For a while, 24 or 27 speed were considered the most accepted for mountain bikes, and this meant that three gears up front and 8 or 9 down at the back. Although, downhill mountain bikes have had just one gear up front and 8 or 9 at the rear, just to avoid the chain slap feared by riders, and also because they are designed majorly for going downhill.

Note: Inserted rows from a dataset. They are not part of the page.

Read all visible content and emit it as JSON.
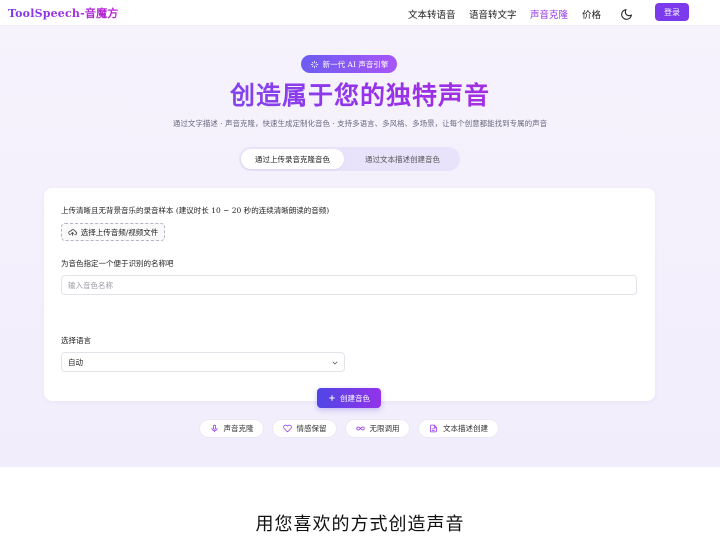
{
  "nav": {
    "brand": "ToolSpeech-音魔方",
    "links": [
      "文本转语音",
      "语音转文字",
      "声音克隆",
      "价格"
    ],
    "active_link": "声音克隆",
    "theme_icon": "moon-icon",
    "login_label": "登录"
  },
  "hero": {
    "badge": "新一代 AI 声音引擎",
    "title": "创造属于您的独特声音",
    "subtitle": "通过文字描述 · 声音克隆，快速生成定制化音色 · 支持多语言、多风格、多场景，让每个创意都能找到专属的声音"
  },
  "mode_tabs": {
    "active": "通过上传录音克隆音色",
    "inactive": "通过文本描述创建音色"
  },
  "form": {
    "upload_label": "上传清晰且无背景音乐的录音样本 (建议时长 10 ~ 20 秒的连续清晰朗读的音频)",
    "upload_button": "选择上传音频/视频文件",
    "name_label": "为音色指定一个便于识别的名称吧",
    "name_placeholder": "输入音色名称",
    "language_label": "选择语言",
    "language_value": "自动",
    "create_button": "创建音色"
  },
  "features": [
    {
      "icon": "microphone-icon",
      "label": "声音克隆"
    },
    {
      "icon": "heart-icon",
      "label": "情感保留"
    },
    {
      "icon": "infinity-icon",
      "label": "无限调用"
    },
    {
      "icon": "document-icon",
      "label": "文本描述创建"
    }
  ],
  "section": {
    "title": "用您喜欢的方式创造声音"
  },
  "colors": {
    "accent": "#7c3aed",
    "accent_magenta": "#c026d3",
    "hero_bg": "#f5f1fd"
  }
}
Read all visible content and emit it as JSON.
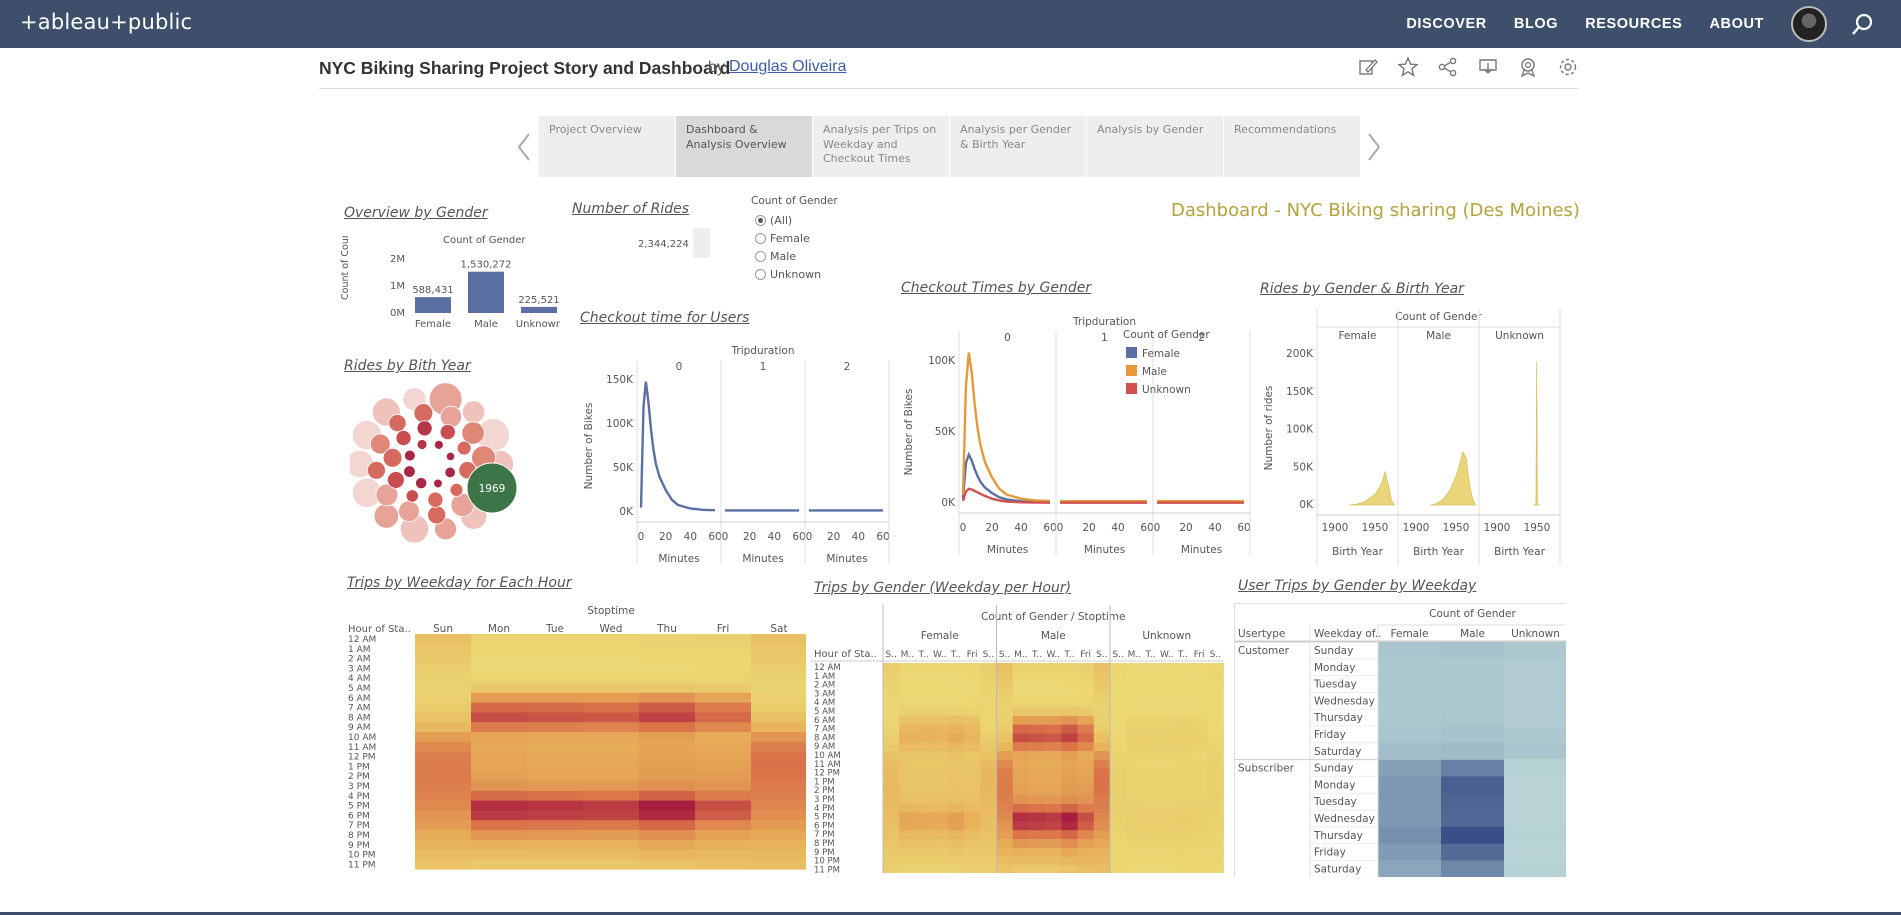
{
  "topbar": {
    "logo": "+ableau+public",
    "nav": [
      "DISCOVER",
      "BLOG",
      "RESOURCES",
      "ABOUT"
    ]
  },
  "viz": {
    "title": "NYC Biking Sharing Project Story and Dashboard",
    "by": "by",
    "author": "Douglas Oliveira",
    "tools": [
      "edit-icon",
      "star-icon",
      "share-icon",
      "download-icon",
      "badge-icon",
      "settings-icon"
    ]
  },
  "story": {
    "tabs": [
      "Project Overview",
      "Dashboard & Analysis Overview",
      "Analysis per Trips on Weekday and Checkout Times",
      "Analysis per Gender & Birth Year",
      "Analysis by Gender",
      "Recommendations"
    ],
    "active_tab": 1
  },
  "dashboard": {
    "title": "Dashboard - NYC Biking sharing (Des Moines)",
    "overview_gender": {
      "title": "Overview by Gender",
      "header": "Count of Gender",
      "yaxis": "Count of Count of..."
    },
    "number_of_rides": {
      "title": "Number of Rides",
      "value": "2,344,224"
    },
    "filter": {
      "title": "Count of Gender",
      "options": [
        "(All)",
        "Female",
        "Male",
        "Unknown"
      ],
      "selected": "(All)"
    },
    "birth_year": {
      "title": "Rides by Bith Year",
      "highlight": "1969"
    },
    "checkout_users": {
      "title": "Checkout time for Users",
      "header": "Tripduration",
      "panels": [
        "0",
        "1",
        "2"
      ],
      "ylabel": "Number of Bikes",
      "xlabel": "Minutes",
      "yticks": [
        "150K",
        "100K",
        "50K",
        "0K"
      ],
      "xticks": [
        "0",
        "20",
        "40",
        "60"
      ]
    },
    "checkout_gender": {
      "title": "Checkout Times by Gender",
      "header": "Tripduration",
      "panels": [
        "0",
        "1",
        "2"
      ],
      "ylabel": "Number of Bikes",
      "xlabel": "Minutes",
      "yticks": [
        "100K",
        "50K",
        "0K"
      ],
      "xticks": [
        "0",
        "20",
        "40",
        "60"
      ],
      "legend_title": "Count of Gender",
      "legend": [
        "Female",
        "Male",
        "Unknown"
      ]
    },
    "rides_gender_birth": {
      "title": "Rides by Gender & Birth Year",
      "header": "Count of Gender",
      "panels": [
        "Female",
        "Male",
        "Unknown"
      ],
      "ylabel": "Number of rides",
      "xlabel": "Birth Year",
      "yticks": [
        "200K",
        "150K",
        "100K",
        "50K",
        "0K"
      ],
      "xticks": [
        "1900",
        "1950"
      ]
    },
    "trips_weekday": {
      "title": "Trips by Weekday for Each Hour",
      "header": "Stoptime",
      "row_header": "Hour of Sta..",
      "days": [
        "Sun",
        "Mon",
        "Tue",
        "Wed",
        "Thu",
        "Fri",
        "Sat"
      ]
    },
    "trips_gender": {
      "title": "Trips by Gender (Weekday per Hour)",
      "header": "Count of Gender / Stoptime",
      "row_header": "Hour of Sta..",
      "groups": [
        "Female",
        "Male",
        "Unknown"
      ],
      "subheads": [
        "S..",
        "M..",
        "T..",
        "W..",
        "T..",
        "Fri",
        "S.."
      ]
    },
    "user_trips": {
      "title": "User Trips by Gender by Weekday",
      "header": "Count of Gender",
      "col_usertype": "Usertype",
      "col_weekday": "Weekday of..",
      "cols": [
        "Female",
        "Male",
        "Unknown"
      ],
      "usertypes": [
        "Customer",
        "Subscriber"
      ],
      "days": [
        "Sunday",
        "Monday",
        "Tuesday",
        "Wednesday",
        "Thursday",
        "Friday",
        "Saturday"
      ]
    },
    "hours": [
      "12 AM",
      "1 AM",
      "2 AM",
      "3 AM",
      "4 AM",
      "5 AM",
      "6 AM",
      "7 AM",
      "8 AM",
      "9 AM",
      "10 AM",
      "11 AM",
      "12 PM",
      "1 PM",
      "2 PM",
      "3 PM",
      "4 PM",
      "5 PM",
      "6 PM",
      "7 PM",
      "8 PM",
      "9 PM",
      "10 PM",
      "11 PM"
    ]
  },
  "chart_data": [
    {
      "type": "bar",
      "title": "Count of Gender",
      "categories": [
        "Female",
        "Male",
        "Unknown"
      ],
      "values": [
        588431,
        1530272,
        225521
      ],
      "labels": [
        "588,431",
        "1,530,272",
        "225,521"
      ],
      "yticks": [
        "2M",
        "1M",
        "0M"
      ],
      "ylim": [
        0,
        2000000
      ],
      "color": "#5b6fa3"
    },
    {
      "type": "line",
      "title": "Checkout time for Users",
      "x": [
        0,
        2,
        4,
        6,
        8,
        10,
        12,
        15,
        20,
        25,
        30,
        40,
        50,
        60
      ],
      "y": [
        5000,
        120000,
        148000,
        125000,
        95000,
        72000,
        55000,
        40000,
        25000,
        14000,
        8000,
        4000,
        2500,
        2000
      ],
      "ylim": [
        0,
        160000
      ],
      "xlim": [
        0,
        60
      ],
      "color": "#5b6fa3"
    },
    {
      "type": "line",
      "title": "Checkout Times by Gender",
      "x": [
        0,
        2,
        4,
        6,
        8,
        10,
        12,
        15,
        20,
        25,
        30,
        40,
        50,
        60
      ],
      "series": [
        {
          "name": "Female",
          "color": "#5b6fa3",
          "values": [
            3000,
            28000,
            34000,
            30000,
            24000,
            19000,
            15000,
            11000,
            7000,
            4000,
            2500,
            1200,
            800,
            600
          ]
        },
        {
          "name": "Male",
          "color": "#e59a3a",
          "values": [
            6000,
            82000,
            106000,
            92000,
            70000,
            53000,
            41000,
            29000,
            18000,
            10000,
            6000,
            3000,
            1800,
            1400
          ]
        },
        {
          "name": "Unknown",
          "color": "#d0514f",
          "values": [
            1500,
            8000,
            10000,
            9500,
            8500,
            7500,
            6500,
            5000,
            3000,
            1800,
            1000,
            500,
            300,
            200
          ]
        }
      ],
      "ylim": [
        0,
        110000
      ],
      "xlim": [
        0,
        60
      ]
    },
    {
      "type": "area",
      "title": "Rides by Gender & Birth Year",
      "color": "#ead57a",
      "series": [
        {
          "name": "Female",
          "x": [
            1930,
            1940,
            1950,
            1960,
            1970,
            1980,
            1985,
            1990,
            1995,
            2000
          ],
          "values": [
            0,
            1000,
            3000,
            8000,
            15000,
            30000,
            45000,
            28000,
            6000,
            0
          ]
        },
        {
          "name": "Male",
          "x": [
            1930,
            1940,
            1950,
            1960,
            1970,
            1975,
            1980,
            1985,
            1990,
            1995,
            2000
          ],
          "values": [
            0,
            2000,
            8000,
            20000,
            40000,
            55000,
            72000,
            65000,
            30000,
            8000,
            0
          ]
        },
        {
          "name": "Unknown",
          "x": [
            1965,
            1968,
            1969,
            1970,
            1973
          ],
          "values": [
            0,
            2000,
            195000,
            2000,
            0
          ]
        }
      ],
      "ylim": [
        0,
        210000
      ],
      "xlim": [
        1880,
        2005
      ]
    },
    {
      "type": "heatmap",
      "title": "Trips by Weekday for Each Hour",
      "x": [
        "Sun",
        "Mon",
        "Tue",
        "Wed",
        "Thu",
        "Fri",
        "Sat"
      ],
      "y": [
        "12 AM",
        "1 AM",
        "2 AM",
        "3 AM",
        "4 AM",
        "5 AM",
        "6 AM",
        "7 AM",
        "8 AM",
        "9 AM",
        "10 AM",
        "11 AM",
        "12 PM",
        "1 PM",
        "2 PM",
        "3 PM",
        "4 PM",
        "5 PM",
        "6 PM",
        "7 PM",
        "8 PM",
        "9 PM",
        "10 PM",
        "11 PM"
      ],
      "values": [
        [
          0.22,
          0.05,
          0.05,
          0.05,
          0.06,
          0.08,
          0.22
        ],
        [
          0.18,
          0.03,
          0.03,
          0.03,
          0.04,
          0.05,
          0.18
        ],
        [
          0.14,
          0.02,
          0.02,
          0.02,
          0.03,
          0.03,
          0.14
        ],
        [
          0.1,
          0.02,
          0.02,
          0.02,
          0.02,
          0.03,
          0.11
        ],
        [
          0.07,
          0.04,
          0.04,
          0.04,
          0.04,
          0.05,
          0.07
        ],
        [
          0.06,
          0.15,
          0.15,
          0.15,
          0.16,
          0.14,
          0.06
        ],
        [
          0.08,
          0.45,
          0.45,
          0.45,
          0.5,
          0.42,
          0.08
        ],
        [
          0.12,
          0.7,
          0.68,
          0.66,
          0.75,
          0.62,
          0.12
        ],
        [
          0.2,
          0.8,
          0.78,
          0.76,
          0.85,
          0.7,
          0.22
        ],
        [
          0.3,
          0.62,
          0.6,
          0.58,
          0.65,
          0.55,
          0.34
        ],
        [
          0.45,
          0.42,
          0.4,
          0.4,
          0.45,
          0.38,
          0.5
        ],
        [
          0.55,
          0.4,
          0.38,
          0.38,
          0.42,
          0.4,
          0.6
        ],
        [
          0.6,
          0.42,
          0.4,
          0.4,
          0.44,
          0.42,
          0.65
        ],
        [
          0.62,
          0.42,
          0.4,
          0.4,
          0.45,
          0.44,
          0.66
        ],
        [
          0.62,
          0.44,
          0.42,
          0.42,
          0.46,
          0.46,
          0.65
        ],
        [
          0.6,
          0.5,
          0.48,
          0.48,
          0.52,
          0.5,
          0.62
        ],
        [
          0.58,
          0.68,
          0.66,
          0.64,
          0.72,
          0.62,
          0.6
        ],
        [
          0.55,
          0.92,
          0.9,
          0.88,
          1.0,
          0.8,
          0.56
        ],
        [
          0.5,
          0.88,
          0.86,
          0.84,
          0.95,
          0.74,
          0.52
        ],
        [
          0.45,
          0.65,
          0.64,
          0.63,
          0.7,
          0.56,
          0.46
        ],
        [
          0.38,
          0.48,
          0.47,
          0.46,
          0.52,
          0.44,
          0.4
        ],
        [
          0.32,
          0.36,
          0.35,
          0.35,
          0.4,
          0.36,
          0.35
        ],
        [
          0.26,
          0.26,
          0.26,
          0.26,
          0.3,
          0.3,
          0.3
        ],
        [
          0.2,
          0.15,
          0.15,
          0.15,
          0.18,
          0.22,
          0.24
        ]
      ]
    },
    {
      "type": "heatmap",
      "title": "Trips by Gender (Weekday per Hour)",
      "groups": [
        "Female",
        "Male",
        "Unknown"
      ],
      "x": [
        "Sun",
        "Mon",
        "Tue",
        "Wed",
        "Thu",
        "Fri",
        "Sat"
      ],
      "y": [
        "12 AM",
        "1 AM",
        "2 AM",
        "3 AM",
        "4 AM",
        "5 AM",
        "6 AM",
        "7 AM",
        "8 AM",
        "9 AM",
        "10 AM",
        "11 AM",
        "12 PM",
        "1 PM",
        "2 PM",
        "3 PM",
        "4 PM",
        "5 PM",
        "6 PM",
        "7 PM",
        "8 PM",
        "9 PM",
        "10 PM",
        "11 PM"
      ],
      "group_scale": [
        0.45,
        1.0,
        0.12
      ]
    },
    {
      "type": "heatmap",
      "title": "User Trips by Gender by Weekday",
      "x": [
        "Female",
        "Male",
        "Unknown"
      ],
      "rows": [
        "Customer",
        "Subscriber"
      ],
      "y": [
        "Sunday",
        "Monday",
        "Tuesday",
        "Wednesday",
        "Thursday",
        "Friday",
        "Saturday"
      ],
      "values": [
        [
          [
            0.22,
            0.24,
            0.2
          ],
          [
            0.2,
            0.2,
            0.18
          ],
          [
            0.2,
            0.2,
            0.18
          ],
          [
            0.2,
            0.2,
            0.18
          ],
          [
            0.2,
            0.21,
            0.18
          ],
          [
            0.22,
            0.23,
            0.2
          ],
          [
            0.26,
            0.28,
            0.22
          ]
        ],
        [
          [
            0.45,
            0.65,
            0.14
          ],
          [
            0.5,
            0.85,
            0.13
          ],
          [
            0.5,
            0.82,
            0.13
          ],
          [
            0.5,
            0.8,
            0.13
          ],
          [
            0.55,
            0.95,
            0.14
          ],
          [
            0.48,
            0.78,
            0.13
          ],
          [
            0.42,
            0.6,
            0.14
          ]
        ]
      ]
    }
  ]
}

The Enduro and Modern Trail bikes are moving to 11 or new in recent times, like in 2017, it moved up to 12 speed. That means a single gear up front and 11 or 12 at the rear. This solves the problem of chain slaps, when the chains make noise as they roll over each other, for most downhill sections, also avoiding the difficulties encountered by the front gear, difficulties such as chain coming off. The rider has a full range of gears that is required to go both uphill and downhill. And the new clutch technology for the rear derailleur has made this possible.
It is possible that while growing up, you rode a 26 inches wheel, although, in the last half decade or so, a few differences have featured on the market, like the 27.5 inches, also known as the 650B, and the 29 inches.
But why do people ride on bigger wheels?
This is because of two reasons:
And smaller wheels?
Bikes naturally come with flat pedals, but there are alternatives (a few of these). The standard bike pedals are flat, but most mountain bikes providers have other pedal types.
Hi, I'm Aaron Cardwell. I did not think of myself as an auto enthusiast until I bought my first car and discover how much fun driving is. Also, using vehicles or any means of transportation is a way of life. I know how greatly it impacts our daily lives.